● **WORK TO BE COMPLETED**
Each record must be written out again exactly. Skip any picture it contains.

● **DATASET**
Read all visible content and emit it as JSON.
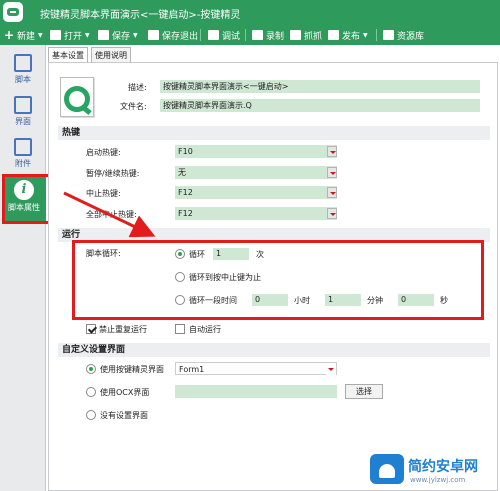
{
  "window": {
    "title": "按键精灵脚本界面演示<一键启动>-按键精灵"
  },
  "toolbar": {
    "items": [
      {
        "label": "新建",
        "icon": "plus-icon"
      },
      {
        "label": "打开",
        "icon": "folder-icon"
      },
      {
        "label": "保存",
        "icon": "save-icon"
      },
      {
        "label": "保存退出",
        "icon": "save-exit-icon"
      },
      {
        "label": "调试",
        "icon": "debug-play-icon"
      },
      {
        "label": "录制",
        "icon": "camera-icon"
      },
      {
        "label": "抓抓",
        "icon": "grab-icon"
      },
      {
        "label": "发布",
        "icon": "publish-icon"
      },
      {
        "label": "资源库",
        "icon": "resource-icon"
      }
    ]
  },
  "sidebar": {
    "items": [
      {
        "label": "脚本",
        "icon": "script-icon"
      },
      {
        "label": "界面",
        "icon": "interface-icon"
      },
      {
        "label": "附件",
        "icon": "attachment-icon"
      },
      {
        "label": "脚本属性",
        "icon": "info-icon"
      }
    ]
  },
  "tabs": [
    "基本设置",
    "使用说明"
  ],
  "basic": {
    "description_label": "描述:",
    "description_value": "按键精灵脚本界面演示<一键启动>",
    "filename_label": "文件名:",
    "filename_value": "按键精灵脚本界面演示.Q"
  },
  "hotkeys": {
    "section_title": "热键",
    "rows": [
      {
        "label": "启动热键:",
        "value": "F10"
      },
      {
        "label": "暂停/继续热键:",
        "value": "无"
      },
      {
        "label": "中止热键:",
        "value": "F12"
      },
      {
        "label": "全部中止热键:",
        "value": "F12"
      }
    ]
  },
  "run": {
    "section_title": "运行",
    "loop_label": "脚本循环:",
    "options": [
      {
        "label": "循环",
        "count": "1",
        "unit": "次",
        "selected": true
      },
      {
        "label": "循环到按中止键为止",
        "selected": false
      },
      {
        "label": "循环一段时间",
        "hours": "0",
        "hours_unit": "小时",
        "minutes": "1",
        "minutes_unit": "分钟",
        "seconds": "0",
        "seconds_unit": "秒",
        "selected": false
      }
    ],
    "no_repeat_label": "禁止重复运行",
    "no_repeat_checked": true,
    "auto_run_label": "自动运行",
    "auto_run_checked": false
  },
  "custom_ui": {
    "section_title": "自定义设置界面",
    "options": [
      {
        "label": "使用按键精灵界面",
        "value": "Form1",
        "selected": true
      },
      {
        "label": "使用OCX界面",
        "value": "",
        "button": "选择",
        "selected": false
      },
      {
        "label": "没有设置界面",
        "selected": false
      }
    ]
  },
  "watermark": {
    "title": "简约安卓网",
    "url": "www.jylzwj.com"
  },
  "colors": {
    "brand_green": "#2e9a5c",
    "field_green": "#cfe8d4",
    "highlight_red": "#e21c1c"
  }
}
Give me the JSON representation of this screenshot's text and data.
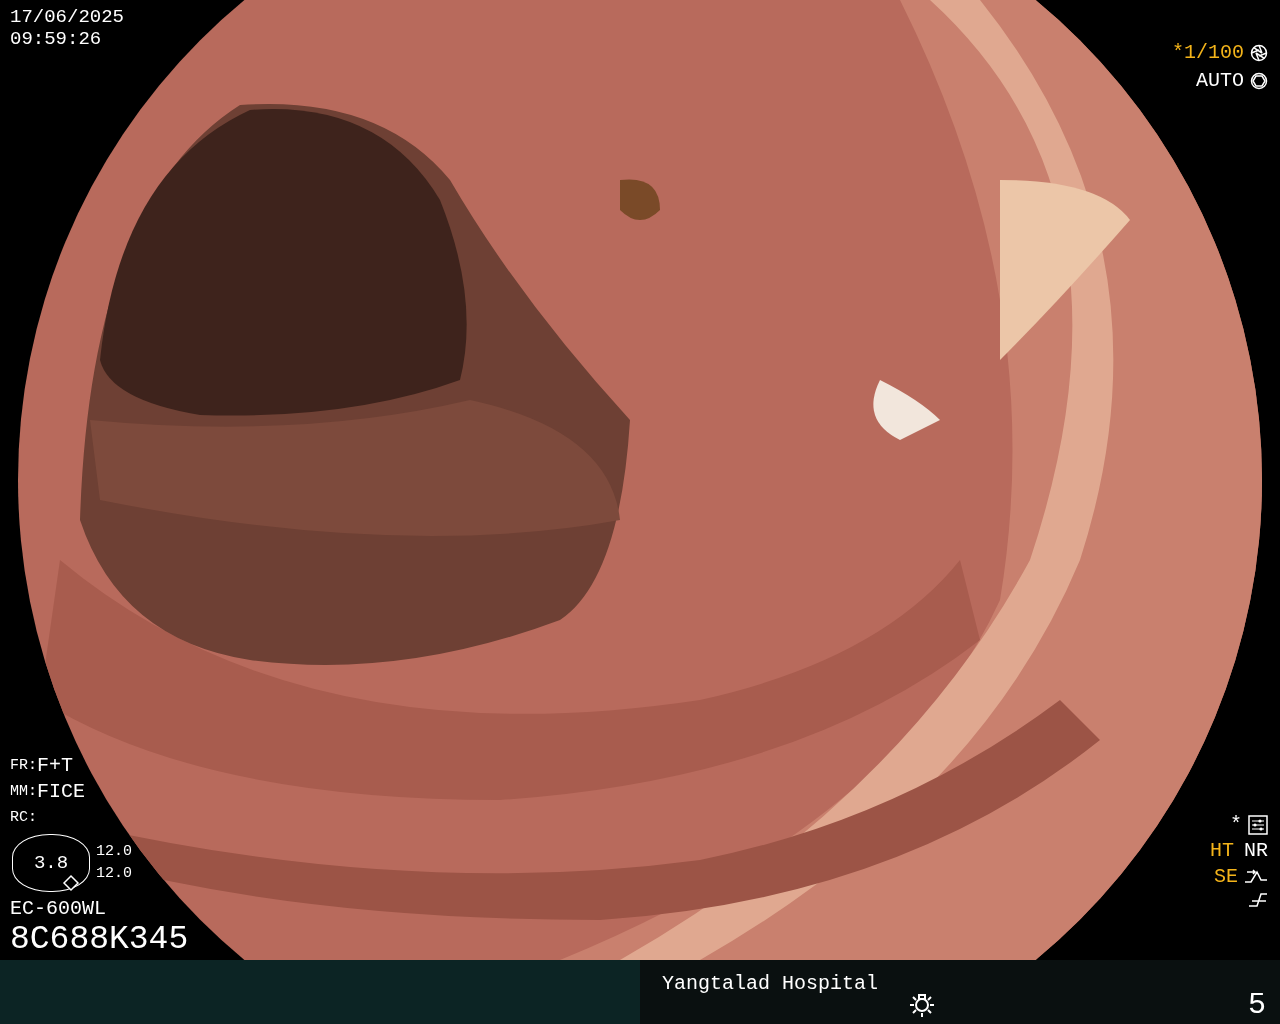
{
  "datetime": {
    "date": "17/06/2025",
    "time": "09:59:26"
  },
  "exposure": [
    {
      "kind": "shutter",
      "text": "*1/100",
      "active": true
    },
    {
      "kind": "iris",
      "text": "AUTO",
      "active": false
    }
  ],
  "settings": [
    {
      "label": "FR:",
      "value": "F+T"
    },
    {
      "label": "MM:",
      "value": "FICE"
    },
    {
      "label": "RC:"
    }
  ],
  "zoom": {
    "value": "3.8",
    "readings": [
      "12.0",
      "12.0"
    ]
  },
  "scope": {
    "model": "EC-600WL",
    "serial": "8C688K345"
  },
  "preset": {
    "mark": "*"
  },
  "processing": [
    {
      "text": "HT",
      "active": true
    },
    {
      "text": "NR",
      "active": false
    }
  ],
  "enhancement": {
    "text": "SE",
    "active": true
  },
  "footer": {
    "hospital": "Yangtalad Hospital",
    "page": "5"
  }
}
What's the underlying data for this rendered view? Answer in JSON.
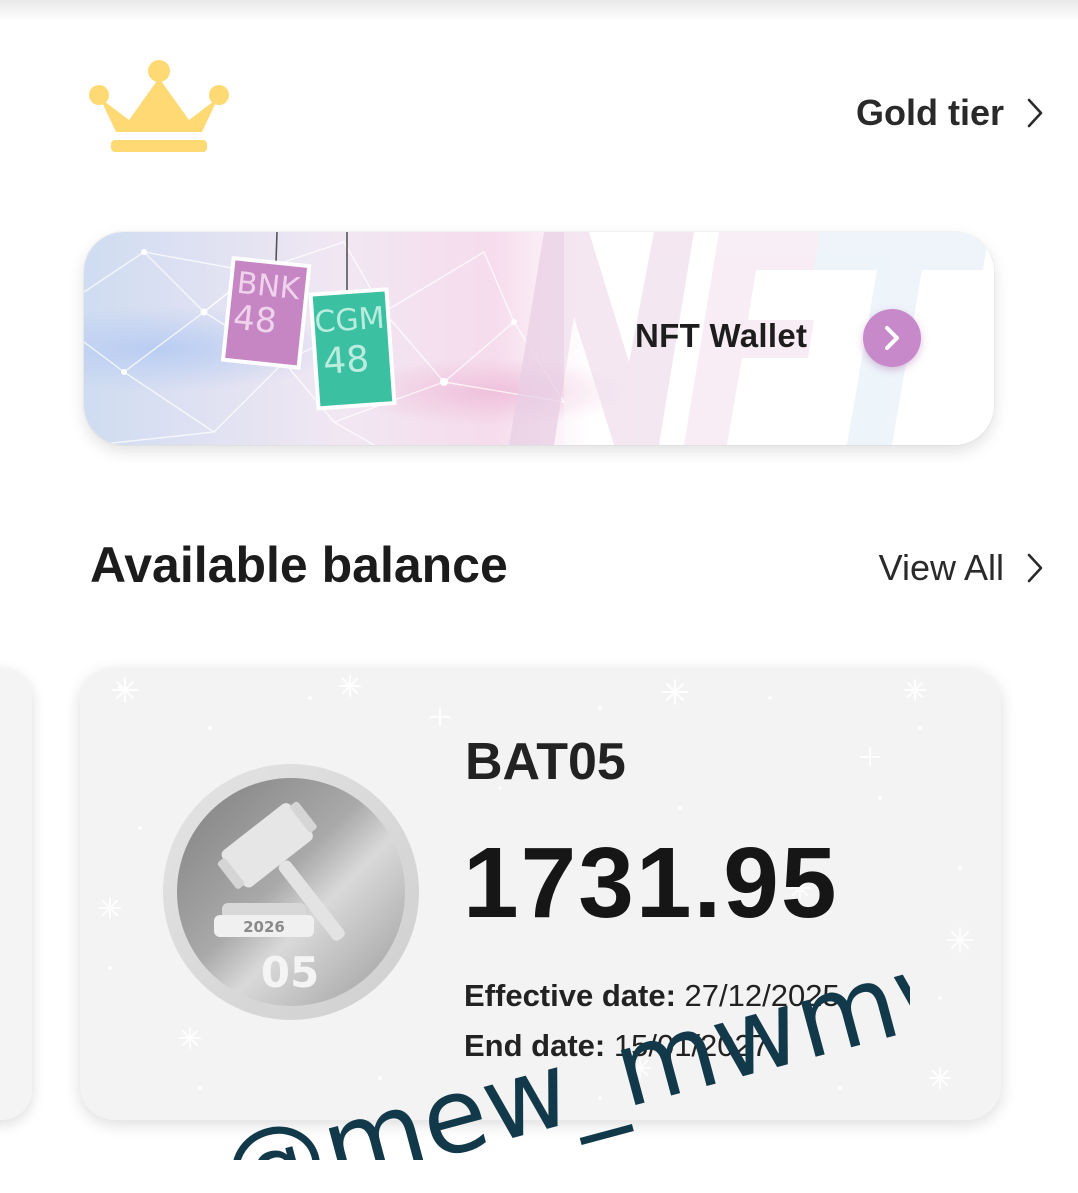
{
  "tier": {
    "icon": "crown-icon",
    "label": "Gold tier",
    "icon_color": "#ffd974"
  },
  "nft_banner": {
    "label": "NFT Wallet",
    "background_text": "NFT",
    "cards": [
      "BNK 48",
      "CGM 48"
    ],
    "arrow_color": "#c789c9"
  },
  "balance_section": {
    "title": "Available balance",
    "view_all": "View All"
  },
  "balance_card": {
    "coin_icon": "gavel-coin-icon",
    "coin_year": "2026",
    "coin_number": "05",
    "code": "BAT05",
    "amount": "1731.95",
    "effective_label": "Effective date:",
    "effective_value": "27/12/2025",
    "end_label": "End date:",
    "end_value": "15/01/2027"
  },
  "watermark": {
    "text": "@mew_mwmw"
  }
}
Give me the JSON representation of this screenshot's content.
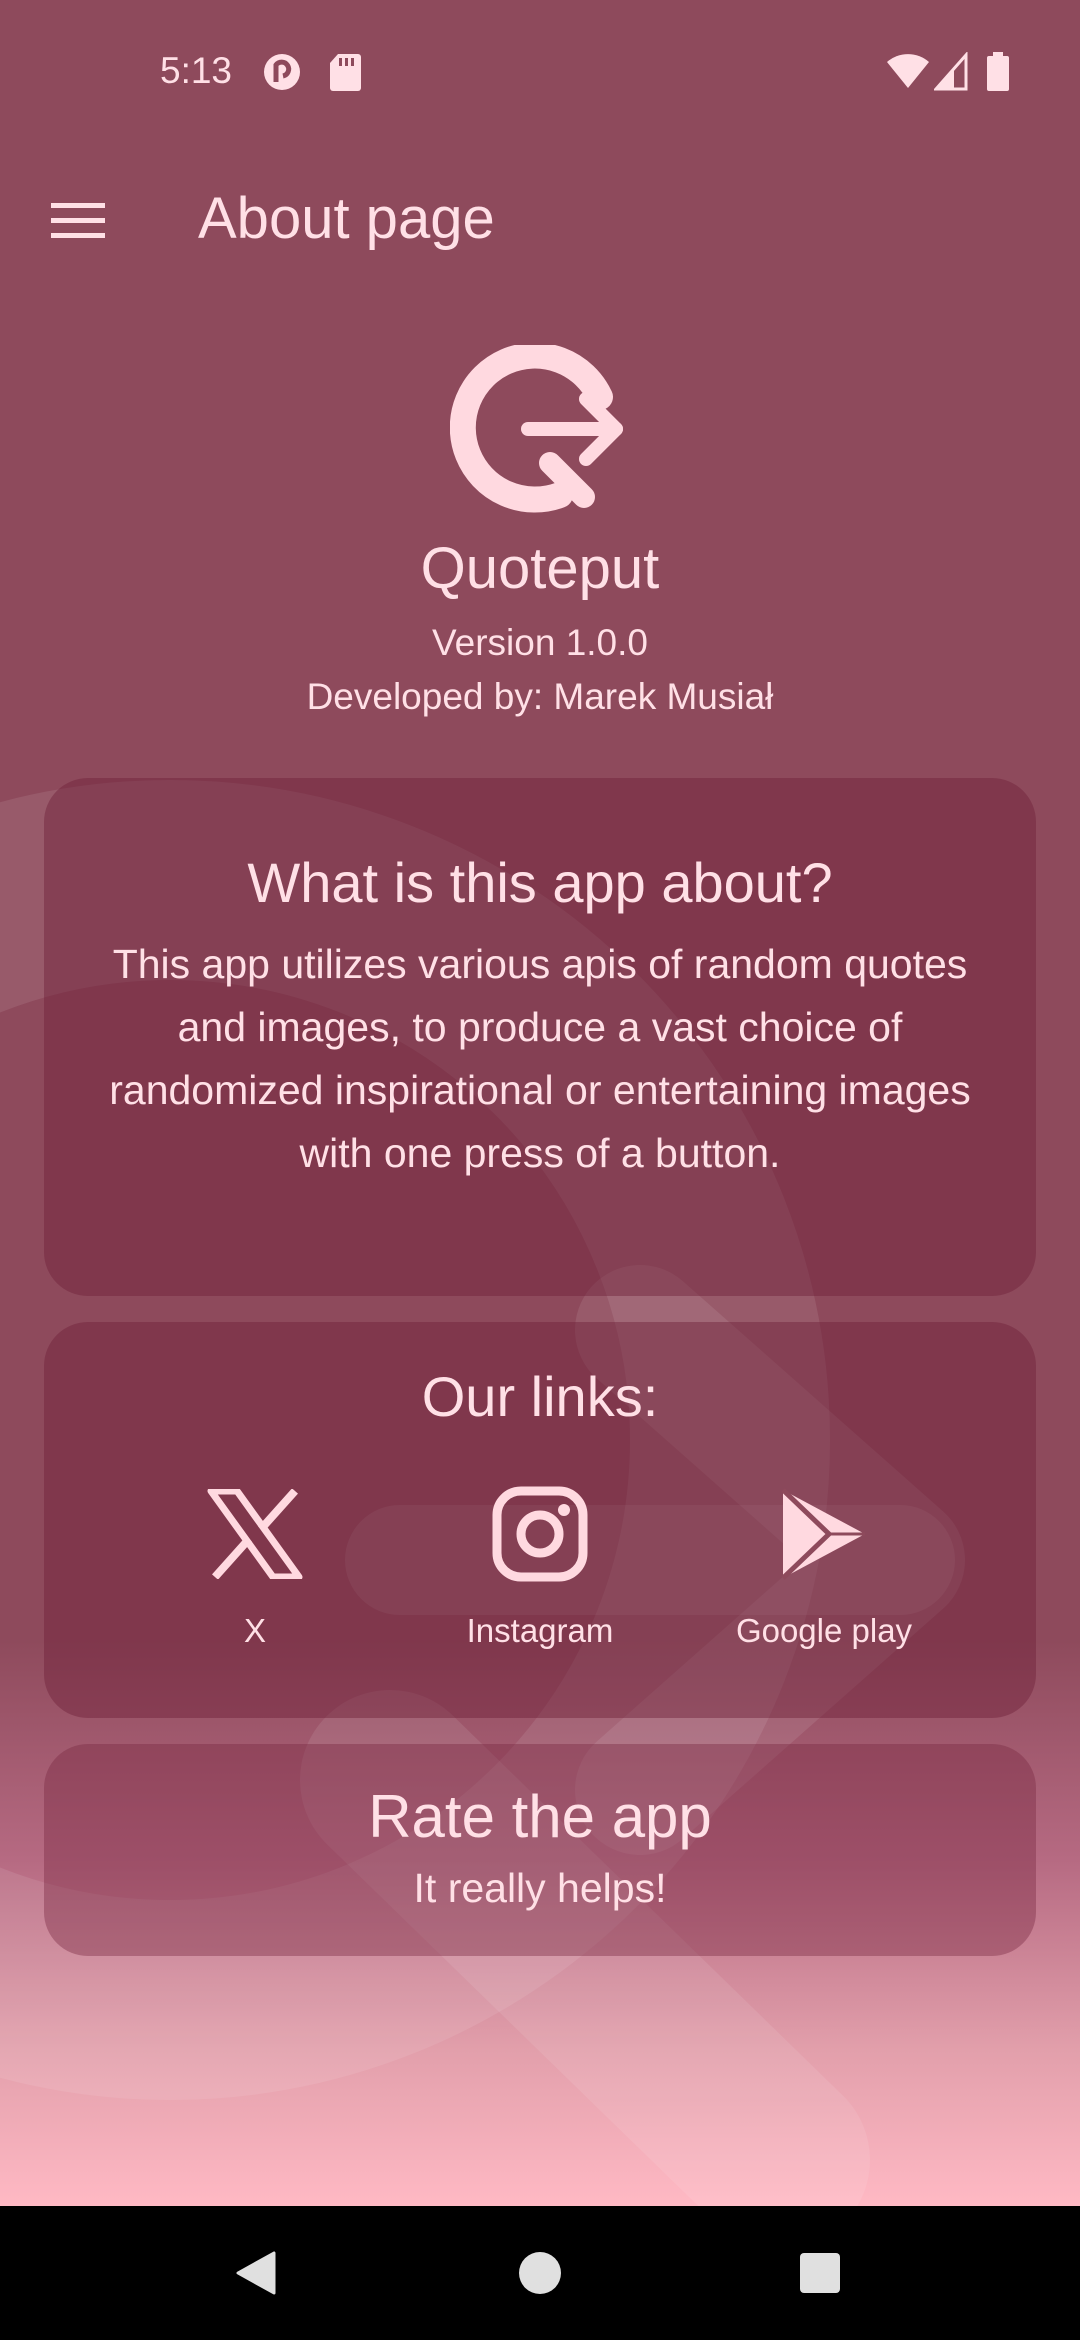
{
  "status_bar": {
    "time": "5:13",
    "left_icons": [
      "pocket-casts-icon",
      "sd-card-icon"
    ],
    "right_icons": [
      "wifi-icon",
      "cell-signal-icon",
      "battery-icon"
    ]
  },
  "app_bar": {
    "menu_icon": "hamburger-menu-icon",
    "title": "About page"
  },
  "header": {
    "logo_icon": "quoteput-logo-icon",
    "app_name": "Quoteput",
    "version": "Version 1.0.0",
    "developer": "Developed by: Marek Musiał"
  },
  "about_card": {
    "heading": "What is this app about?",
    "body": "This app utilizes various apis of random quotes and images, to produce a vast choice of randomized inspirational or entertaining images with one press of a button."
  },
  "links_card": {
    "heading": "Our links:",
    "links": [
      {
        "label": "X",
        "icon": "x-logo-icon"
      },
      {
        "label": "Instagram",
        "icon": "instagram-icon"
      },
      {
        "label": "Google play",
        "icon": "google-play-icon"
      }
    ]
  },
  "rate_card": {
    "title": "Rate the app",
    "subtitle": "It really helps!"
  },
  "nav_bar": {
    "buttons": [
      "back-icon",
      "home-icon",
      "recents-icon"
    ]
  },
  "colors": {
    "background": "#8e4a5c",
    "background_bottom": "#ffb9c4",
    "card": "#7d3a4e",
    "text": "#ffd9e0",
    "nav_bar": "#000000"
  }
}
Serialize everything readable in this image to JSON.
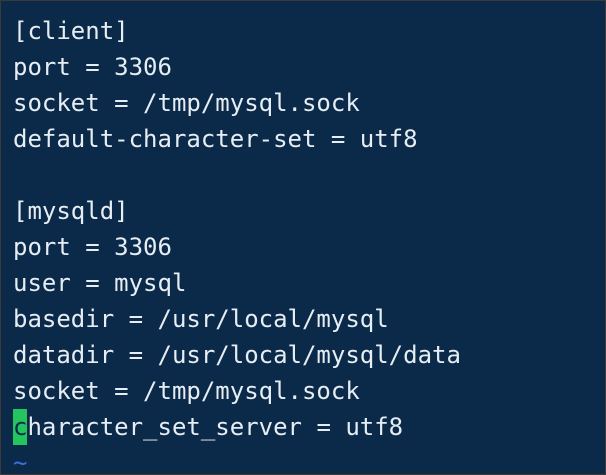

● **OUTPUT**
Read all visible content and emit it as JSON.
{
  "window": {
    "title": "按键精灵脚本界面演示<一键启动>-按键精灵"
  },
  "toolbar": {
    "items": [
      {
        "label": "新建",
        "icon": "plus-icon"
      },
      {
        "label": "打开",
        "icon": "folder-icon"
      },
      {
        "label": "保存",
        "icon": "save-icon"
      },
      {
        "label": "保存退出",
        "icon": "save-exit-icon"
      },
      {
        "label": "调试",
        "icon": "debug-play-icon"
      },
      {
        "label": "录制",
        "icon": "camera-icon"
      },
      {
        "label": "抓抓",
        "icon": "grab-icon"
      },
      {
        "label": "发布",
        "icon": "publish-icon"
      },
      {
        "label": "资源库",
        "icon": "resource-icon"
      }
    ]
  },
  "sidebar": {
    "items": [
      {
        "label": "脚本",
        "icon": "script-icon"
      },
      {
        "label": "界面",
        "icon": "interface-icon"
      },
      {
        "label": "附件",
        "icon": "attachment-icon"
      },
      {
        "label": "脚本属性",
        "icon": "info-icon"
      }
    ]
  },
  "tabs": [
    "基本设置",
    "使用说明"
  ],
  "basic": {
    "description_label": "描述:",
    "description_value": "按键精灵脚本界面演示<一键启动>",
    "filename_label": "文件名:",
    "filename_value": "按键精灵脚本界面演示.Q"
  },
  "hotkeys": {
    "section_title": "热键",
    "rows": [
      {
        "label": "启动热键:",
        "value": "F10"
      },
      {
        "label": "暂停/继续热键:",
        "value": "无"
      },
      {
        "label": "中止热键:",
        "value": "F12"
      },
      {
        "label": "全部中止热键:",
        "value": "F12"
      }
    ]
  },
  "run": {
    "section_title": "运行",
    "loop_label": "脚本循环:",
    "options": [
      {
        "label": "循环",
        "count": "1",
        "unit": "次",
        "selected": true
      },
      {
        "label": "循环到按中止键为止",
        "selected": false
      },
      {
        "label": "循环一段时间",
        "hours": "0",
        "hours_unit": "小时",
        "minutes": "1",
        "minutes_unit": "分钟",
        "seconds": "0",
        "seconds_unit": "秒",
        "selected": false
      }
    ],
    "no_repeat_label": "禁止重复运行",
    "no_repeat_checked": true,
    "auto_run_label": "自动运行",
    "auto_run_checked": false
  },
  "custom_ui": {
    "section_title": "自定义设置界面",
    "options": [
      {
        "label": "使用按键精灵界面",
        "value": "Form1",
        "selected": true
      },
      {
        "label": "使用OCX界面",
        "value": "",
        "button": "选择",
        "selected": false
      },
      {
        "label": "没有设置界面",
        "selected": false
      }
    ]
  },
  "watermark": {
    "title": "简约安卓网",
    "url": "www.jylzwj.com"
  },
  "colors": {
    "brand_green": "#2e9a5c",
    "field_green": "#cfe8d4",
    "highlight_red": "#e21c1c"
  }
}
Give me the JSON representation of this screenshot's text and data.
{
  "datetime": {
    "date": "17/06/2025",
    "time": "09:59:26"
  },
  "exposure": [
    {
      "kind": "shutter",
      "text": "*1/100",
      "active": true
    },
    {
      "kind": "iris",
      "text": "AUTO",
      "active": false
    }
  ],
  "settings": [
    {
      "label": "FR:",
      "value": "F+T"
    },
    {
      "label": "MM:",
      "value": "FICE"
    },
    {
      "label": "RC:"
    }
  ],
  "zoom": {
    "value": "3.8",
    "readings": [
      "12.0",
      "12.0"
    ]
  },
  "scope": {
    "model": "EC-600WL",
    "serial": "8C688K345"
  },
  "preset": {
    "mark": "*"
  },
  "processing": [
    {
      "text": "HT",
      "active": true
    },
    {
      "text": "NR",
      "active": false
    }
  ],
  "enhancement": {
    "text": "SE",
    "active": true
  },
  "footer": {
    "hospital": "Yangtalad Hospital",
    "page": "5"
  }
}
What's the underlying data for this rendered view? Answer in JSON.
{
  "tier": {
    "icon": "crown-icon",
    "label": "Gold tier",
    "icon_color": "#ffd974"
  },
  "nft_banner": {
    "label": "NFT Wallet",
    "background_text": "NFT",
    "cards": [
      "BNK 48",
      "CGM 48"
    ],
    "arrow_color": "#c789c9"
  },
  "balance_section": {
    "title": "Available balance",
    "view_all": "View All"
  },
  "balance_card": {
    "coin_icon": "gavel-coin-icon",
    "coin_year": "2026",
    "coin_number": "05",
    "code": "BAT05",
    "amount": "1731.95",
    "effective_label": "Effective date:",
    "effective_value": "27/12/2025",
    "end_label": "End date:",
    "end_value": "15/01/2027"
  },
  "watermark": {
    "text": "@mew_mwmw"
  }
}
Give me the JSON representation of this screenshot's content.
{
  "status_bar": {
    "time": "5:13",
    "left_icons": [
      "pocket-casts-icon",
      "sd-card-icon"
    ],
    "right_icons": [
      "wifi-icon",
      "cell-signal-icon",
      "battery-icon"
    ]
  },
  "app_bar": {
    "menu_icon": "hamburger-menu-icon",
    "title": "About page"
  },
  "header": {
    "logo_icon": "quoteput-logo-icon",
    "app_name": "Quoteput",
    "version": "Version 1.0.0",
    "developer": "Developed by: Marek Musiał"
  },
  "about_card": {
    "heading": "What is this app about?",
    "body": "This app utilizes various apis of random quotes and images, to produce a vast choice of randomized inspirational or entertaining images with one press of a button."
  },
  "links_card": {
    "heading": "Our links:",
    "links": [
      {
        "label": "X",
        "icon": "x-logo-icon"
      },
      {
        "label": "Instagram",
        "icon": "instagram-icon"
      },
      {
        "label": "Google play",
        "icon": "google-play-icon"
      }
    ]
  },
  "rate_card": {
    "title": "Rate the app",
    "subtitle": "It really helps!"
  },
  "nav_bar": {
    "buttons": [
      "back-icon",
      "home-icon",
      "recents-icon"
    ]
  },
  "colors": {
    "background": "#8e4a5c",
    "background_bottom": "#ffb9c4",
    "card": "#7d3a4e",
    "text": "#ffd9e0",
    "nav_bar": "#000000"
  }
}
Serialize everything readable in this image to JSON.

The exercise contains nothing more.